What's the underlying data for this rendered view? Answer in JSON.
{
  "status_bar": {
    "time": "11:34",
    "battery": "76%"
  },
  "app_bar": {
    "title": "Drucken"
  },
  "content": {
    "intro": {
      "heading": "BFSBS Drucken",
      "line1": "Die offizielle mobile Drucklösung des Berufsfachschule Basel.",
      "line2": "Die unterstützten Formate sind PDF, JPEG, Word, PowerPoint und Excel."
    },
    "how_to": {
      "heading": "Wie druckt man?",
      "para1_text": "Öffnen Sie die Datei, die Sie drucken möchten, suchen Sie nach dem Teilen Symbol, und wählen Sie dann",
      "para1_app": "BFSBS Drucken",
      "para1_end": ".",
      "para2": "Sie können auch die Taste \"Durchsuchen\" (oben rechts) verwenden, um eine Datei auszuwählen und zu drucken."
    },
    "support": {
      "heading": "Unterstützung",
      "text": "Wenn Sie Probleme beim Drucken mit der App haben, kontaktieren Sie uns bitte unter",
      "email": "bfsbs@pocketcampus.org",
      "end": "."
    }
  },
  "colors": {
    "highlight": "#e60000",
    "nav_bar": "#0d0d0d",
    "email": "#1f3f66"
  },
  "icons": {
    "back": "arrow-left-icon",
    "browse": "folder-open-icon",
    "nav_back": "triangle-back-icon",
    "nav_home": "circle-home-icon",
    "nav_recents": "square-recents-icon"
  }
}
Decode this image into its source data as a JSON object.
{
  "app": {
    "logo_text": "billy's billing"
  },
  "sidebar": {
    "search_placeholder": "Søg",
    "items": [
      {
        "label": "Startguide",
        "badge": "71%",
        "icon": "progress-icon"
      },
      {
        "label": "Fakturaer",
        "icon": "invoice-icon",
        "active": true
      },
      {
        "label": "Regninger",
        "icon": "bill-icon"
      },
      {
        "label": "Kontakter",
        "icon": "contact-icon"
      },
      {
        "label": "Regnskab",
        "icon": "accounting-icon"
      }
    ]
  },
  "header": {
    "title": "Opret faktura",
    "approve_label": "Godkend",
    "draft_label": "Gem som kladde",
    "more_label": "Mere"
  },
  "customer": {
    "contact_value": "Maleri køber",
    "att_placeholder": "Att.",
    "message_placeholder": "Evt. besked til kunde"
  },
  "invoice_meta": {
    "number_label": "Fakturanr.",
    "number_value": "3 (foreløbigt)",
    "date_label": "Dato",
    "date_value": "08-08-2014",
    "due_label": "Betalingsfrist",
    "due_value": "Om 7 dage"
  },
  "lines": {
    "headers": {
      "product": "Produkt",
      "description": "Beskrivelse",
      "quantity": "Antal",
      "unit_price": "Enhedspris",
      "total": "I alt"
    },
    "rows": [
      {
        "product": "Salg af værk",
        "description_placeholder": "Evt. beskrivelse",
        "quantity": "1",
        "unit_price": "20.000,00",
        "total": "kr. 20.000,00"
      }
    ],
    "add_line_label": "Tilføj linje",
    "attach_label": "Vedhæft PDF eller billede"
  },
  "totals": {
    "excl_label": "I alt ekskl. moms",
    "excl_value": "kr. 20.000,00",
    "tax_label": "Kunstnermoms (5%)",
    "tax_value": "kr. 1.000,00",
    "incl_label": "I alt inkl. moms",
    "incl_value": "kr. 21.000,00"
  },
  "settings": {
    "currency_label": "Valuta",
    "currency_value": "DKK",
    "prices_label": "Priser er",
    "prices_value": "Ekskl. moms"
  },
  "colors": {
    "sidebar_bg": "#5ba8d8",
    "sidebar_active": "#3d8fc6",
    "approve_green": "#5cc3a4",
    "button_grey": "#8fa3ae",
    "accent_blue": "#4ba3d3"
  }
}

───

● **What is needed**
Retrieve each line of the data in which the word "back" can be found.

● **Answer for the task**
    "back": "arrow-left-icon",
    "nav_back": "triangle-back-icon",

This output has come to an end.